Anne Thornton, director of research services, greeted the research group, but immediately turned the proceedings over to Elliot Felix. Asked to describe an ideal research experience, scholars insisted it was imperative to have the books on site, to be able to read them in a quiet space, and to have knowledgeable librarians available in the reading room. Others stressed the key element of time in research. When there may be days before an additional book is in the researcher’s hands, the original creative impetus is dimmed, if not lost. For researchers from out of town, time is of the essence and availability must be predictable for them. The last speaker praised the efficiency of the stacks and how they ensured prompt delivery to the reading room. Researchers, she insisted, would be better served with more materials available on-site. The need to return the books to the stacks was mentioned by almost every speaker; many participants also wore highly visible yellow sticks which stated “Bring Books back to the Stacks.”
In the core service group, attendees voiced unanimous support for rehabilitating the 42nd Street book stacks and keeping books in both libraries. A Guttman Community College faculty member stressed the need for her students to quickly access books at the 42nd Street library. There was a broad consensus on the need for preserving “quiet space” in libraries, hiring more librarians with M.L.S degrees, and providing ESL classes in Mid-Manhattan. Several members urged NYPL to adopt a more transparent decision making process, however, the Brightspot facilitator adamantly refused to include this point in her summary.

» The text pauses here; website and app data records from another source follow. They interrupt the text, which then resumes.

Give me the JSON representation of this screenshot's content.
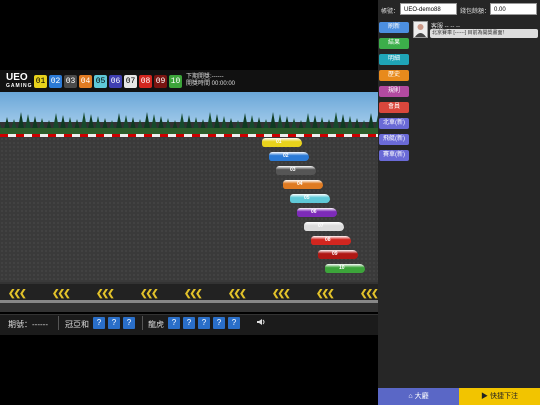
{
  "header": {
    "logo_main": "UEO",
    "logo_sub": "GAMING",
    "ranks": [
      {
        "n": "01",
        "bg": "#e8d21c",
        "fg": "#000"
      },
      {
        "n": "02",
        "bg": "#2b7ad6",
        "fg": "#fff"
      },
      {
        "n": "03",
        "bg": "#4a4a4a",
        "fg": "#fff"
      },
      {
        "n": "04",
        "bg": "#e07b22",
        "fg": "#fff"
      },
      {
        "n": "05",
        "bg": "#5fc9d8",
        "fg": "#000"
      },
      {
        "n": "06",
        "bg": "#3f3fb0",
        "fg": "#fff"
      },
      {
        "n": "07",
        "bg": "#e6e6e6",
        "fg": "#000"
      },
      {
        "n": "08",
        "bg": "#d2261f",
        "fg": "#fff"
      },
      {
        "n": "09",
        "bg": "#7a1411",
        "fg": "#fff"
      },
      {
        "n": "10",
        "bg": "#3ca43a",
        "fg": "#fff"
      }
    ],
    "next_period": "下期開獎:------",
    "open_time": "開獎時間 00:00:00"
  },
  "cars": [
    {
      "num": "01",
      "color": "#e8d21c"
    },
    {
      "num": "02",
      "color": "#2b7ad6"
    },
    {
      "num": "03",
      "color": "#555555"
    },
    {
      "num": "04",
      "color": "#e07b22"
    },
    {
      "num": "05",
      "color": "#5fc9d8"
    },
    {
      "num": "06",
      "color": "#7d2bb8"
    },
    {
      "num": "07",
      "color": "#dcdcdc"
    },
    {
      "num": "08",
      "color": "#d2261f"
    },
    {
      "num": "09",
      "color": "#b01814"
    },
    {
      "num": "10",
      "color": "#3ca43a"
    }
  ],
  "bottom": {
    "period_label": "期號：------",
    "champion_label": "冠亞和",
    "champion_values": [
      "?",
      "?",
      "?"
    ],
    "dragon_label": "龍虎",
    "dragon_values": [
      "?",
      "?",
      "?",
      "?",
      "?"
    ],
    "speaker_icon": "speaker-icon"
  },
  "panel": {
    "account_label": "帳號：",
    "account_value": "UEO-demo88",
    "balance_label": "錢包餘額：",
    "balance_value": "0.00",
    "service_label": "客服 -- -- --",
    "notice_text": "北京賽車 [------] 目前為開獎畫面！",
    "menu": [
      {
        "label": "刷新",
        "color": "#4c8fe0"
      },
      {
        "label": "結果",
        "color": "#3cae4a"
      },
      {
        "label": "明細",
        "color": "#1fa5b8"
      },
      {
        "label": "歷史",
        "color": "#e88a1c"
      },
      {
        "label": "規則",
        "color": "#b34aa0"
      },
      {
        "label": "會員",
        "color": "#d9473c"
      },
      {
        "label": "北車(新)",
        "color": "#6a6ad6"
      },
      {
        "label": "飛艇(新)",
        "color": "#6a6ad6"
      },
      {
        "label": "賽車(新)",
        "color": "#6a6ad6"
      }
    ],
    "lobby": "大廳",
    "quick_bet": "快捷下注"
  }
}
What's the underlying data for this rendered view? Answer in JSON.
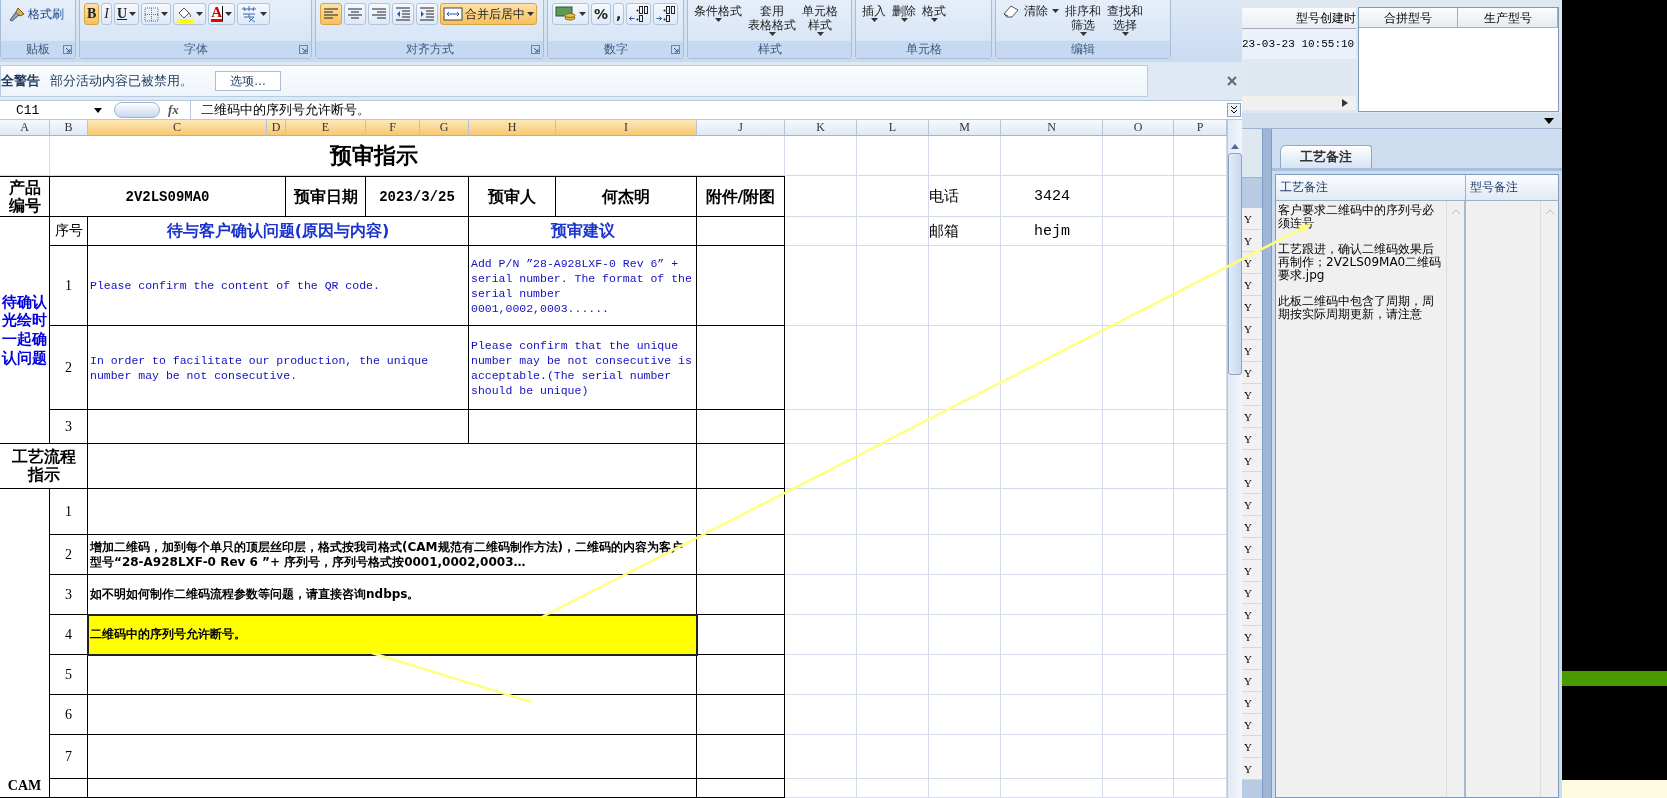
{
  "ribbon": {
    "groups": [
      {
        "label": "贴板",
        "buttons": [
          {
            "kind": "brush",
            "label": "格式刷",
            "on": false
          }
        ]
      },
      {
        "label": "字体",
        "buttons": [
          {
            "kind": "bold",
            "label": "B",
            "on": true
          },
          {
            "kind": "italic",
            "label": "I",
            "on": false
          },
          {
            "kind": "underline",
            "label": "U",
            "on": false
          },
          {
            "kind": "borders",
            "on": false
          },
          {
            "kind": "fill-color",
            "on": false
          },
          {
            "kind": "font-color",
            "label": "A",
            "on": false
          },
          {
            "kind": "phonetic",
            "on": false
          }
        ]
      },
      {
        "label": "对齐方式",
        "buttons": [
          {
            "kind": "align-left",
            "on": true
          },
          {
            "kind": "align-center",
            "on": false
          },
          {
            "kind": "align-right",
            "on": false
          },
          {
            "kind": "indent-decrease",
            "on": false
          },
          {
            "kind": "indent-increase",
            "on": false
          },
          {
            "kind": "merge",
            "label": "合并后居中",
            "on": true
          }
        ]
      },
      {
        "label": "数字",
        "buttons": [
          {
            "kind": "currency",
            "on": false
          },
          {
            "kind": "percent",
            "label": "%",
            "on": false
          },
          {
            "kind": "comma",
            "label": ",",
            "on": false
          },
          {
            "kind": "decimal-increase",
            "on": false
          },
          {
            "kind": "decimal-decrease",
            "on": false
          }
        ]
      },
      {
        "label": "样式",
        "buttons": [
          {
            "kind": "menu",
            "lines": [
              "条件格式"
            ],
            "on": false
          },
          {
            "kind": "menu",
            "lines": [
              "套用",
              "表格格式"
            ],
            "on": false
          },
          {
            "kind": "menu",
            "lines": [
              "单元格",
              "样式"
            ],
            "on": false
          }
        ]
      },
      {
        "label": "单元格",
        "buttons": [
          {
            "kind": "menu",
            "lines": [
              "插入"
            ],
            "on": false
          },
          {
            "kind": "menu",
            "lines": [
              "删除"
            ],
            "on": false
          },
          {
            "kind": "menu",
            "lines": [
              "格式"
            ],
            "on": false
          }
        ]
      },
      {
        "label": "编辑",
        "buttons": [
          {
            "kind": "clear",
            "label": "清除",
            "on": false
          },
          {
            "kind": "menu",
            "lines": [
              "排序和",
              "筛选"
            ],
            "on": false
          },
          {
            "kind": "menu",
            "lines": [
              "查找和",
              "选择"
            ],
            "on": false
          }
        ]
      }
    ]
  },
  "security_bar": {
    "title": "全警告",
    "message": "部分活动内容已被禁用。",
    "button": "选项..."
  },
  "formula_bar": {
    "cell": "C11",
    "function_label": "fx",
    "content": "二维码中的序列号允许断号。"
  },
  "columns": [
    {
      "label": "A",
      "selected": false
    },
    {
      "label": "B",
      "selected": false
    },
    {
      "label": "C",
      "selected": true
    },
    {
      "label": "D",
      "selected": true
    },
    {
      "label": "E",
      "selected": true
    },
    {
      "label": "F",
      "selected": true
    },
    {
      "label": "G",
      "selected": true
    },
    {
      "label": "H",
      "selected": true
    },
    {
      "label": "I",
      "selected": true
    },
    {
      "label": "J",
      "selected": false
    },
    {
      "label": "K",
      "selected": false
    },
    {
      "label": "L",
      "selected": false
    },
    {
      "label": "M",
      "selected": false
    },
    {
      "label": "N",
      "selected": false
    },
    {
      "label": "O",
      "selected": false
    },
    {
      "label": "P",
      "selected": false
    }
  ],
  "sheet": {
    "title": "预审指示",
    "product": {
      "label": "产品编号",
      "code": "2V2LS09MA0",
      "date_label": "预审日期",
      "date": "2023/3/25",
      "reviewer_label": "预审人",
      "reviewer": "何杰明",
      "attachment_label": "附件/附图"
    },
    "contact": [
      {
        "label": "电话",
        "value": "3424"
      },
      {
        "label": "邮箱",
        "value": "hejm"
      }
    ],
    "questions_section": "待确认光绘时一起确认问题",
    "index_header": "序号",
    "question_header": "待与客户确认问题(原因与内容)",
    "suggestion_header": "预审建议",
    "questions": [
      {
        "no": "1",
        "question": "Please confirm the content of the QR code.",
        "suggestion": "Add P/N ”28-A928LXF-0 Rev 6” + serial number. The format of the serial number 0001,0002,0003......"
      },
      {
        "no": "2",
        "question": "In order to facilitate our production, the unique number may be not consecutive.",
        "suggestion": "Please confirm that the unique number may be not consecutive is acceptable.(The serial number should be unique)"
      },
      {
        "no": "3"
      }
    ],
    "process_section": "工艺流程指示",
    "cam_section": "CAM",
    "steps": [
      {
        "no": "1",
        "highlighted": false,
        "selected": false
      },
      {
        "no": "2",
        "text": "增加二维码，加到每个单只的顶层丝印层，格式按我司格式(CAM规范有二维码制作方法)，二维码的内容为客户型号“28-A928LXF-0 Rev 6 ”+ 序列号，序列号格式按0001,0002,0003…",
        "highlighted": false,
        "selected": false
      },
      {
        "no": "3",
        "text": "如不明如何制作二维码流程参数等问题，请直接咨询ndbps。",
        "highlighted": false,
        "selected": false
      },
      {
        "no": "4",
        "text": "二维码中的序列号允许断号。",
        "highlighted": true,
        "selected": true
      },
      {
        "no": "5",
        "highlighted": false,
        "selected": false
      },
      {
        "no": "6",
        "highlighted": false,
        "selected": false
      },
      {
        "no": "7",
        "highlighted": false,
        "selected": false
      }
    ]
  },
  "right_panel": {
    "columns": [
      "型号创建时",
      "合拼型号",
      "生产型号"
    ],
    "created": "23-03-23 10:55:10",
    "flags": [
      "Y",
      "Y",
      "Y",
      "Y",
      "Y",
      "Y",
      "Y",
      "Y",
      "Y",
      "Y",
      "Y",
      "Y",
      "Y",
      "Y",
      "Y",
      "Y",
      "Y",
      "Y",
      "Y",
      "Y",
      "Y",
      "Y",
      "Y",
      "Y",
      "Y",
      "Y"
    ],
    "tab": {
      "label": "工艺备注",
      "selected": true
    },
    "notes_columns": [
      "工艺备注",
      "型号备注"
    ],
    "notes": [
      "客户要求二维码中的序列号必须连号",
      "工艺跟进，确认二维码效果后再制作；2V2LS09MA0二维码要求.jpg",
      "此板二维码中包含了周期，周期按实际周期更新，请注意"
    ]
  }
}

Those present in the business group began by observing that the questions posed by the facilitator ignored key questions about the fate of the Science Industry and Business Library (SIBL) at 34th Street and the need to maximize the number of books quickly available to mid-town library users. They requested support for more private space, meeting rooms, and business counseling programs. Nearly everyone voiced their opposition to the sale of SIBL. When pressed to explain what would happen to the Science and Industry component of SIBL, it was revealed NYPL will no longer provide a comprehensive science and industry collection. SIBL librarian Kristin McDonough forthrightly explained NYPL’s current plans to divide and scatter SIBL functions and accurately reported participant comments to the whole group. This made a striking contrast to skewed and incomplete flip pad notes made by the Brightspot facilitator.
The carefully controlled and choreographed meeting was evidently designed to give the impression NYPL leaders are engaging with the public. Facilitators never bothered to distinguish between the Mid-Manhattan Library and the 42nd Street Library when summarizing group feedback, even though many respondents specified how these buildings should be used. Dividing the public into separate groups and the use of Brightspot “facilitators” kept participants at arm’s length from library officials and this undermined the goal of open dialogue.
The demand to return books to the stacks—by far the most common request—was entirely ignored.
At the end of the meeting, Ken Weine (NYPL’s Vice President of Communications) promised additional public meetings as plans progress.
NYPL officials must make a real effort to incorporate feedback from library patrons into their plans for the 42nd Street and Mid-Manhattan Libraries. The public has repeatedly and forcefully expressed its preference to keep as much of the NYPL research collection quickly accessible in the 42nd Street Library, to support and rebuild library staff, and to make prudent use of existing facilities. Future NYPL actions will show us if Library leaders are listening.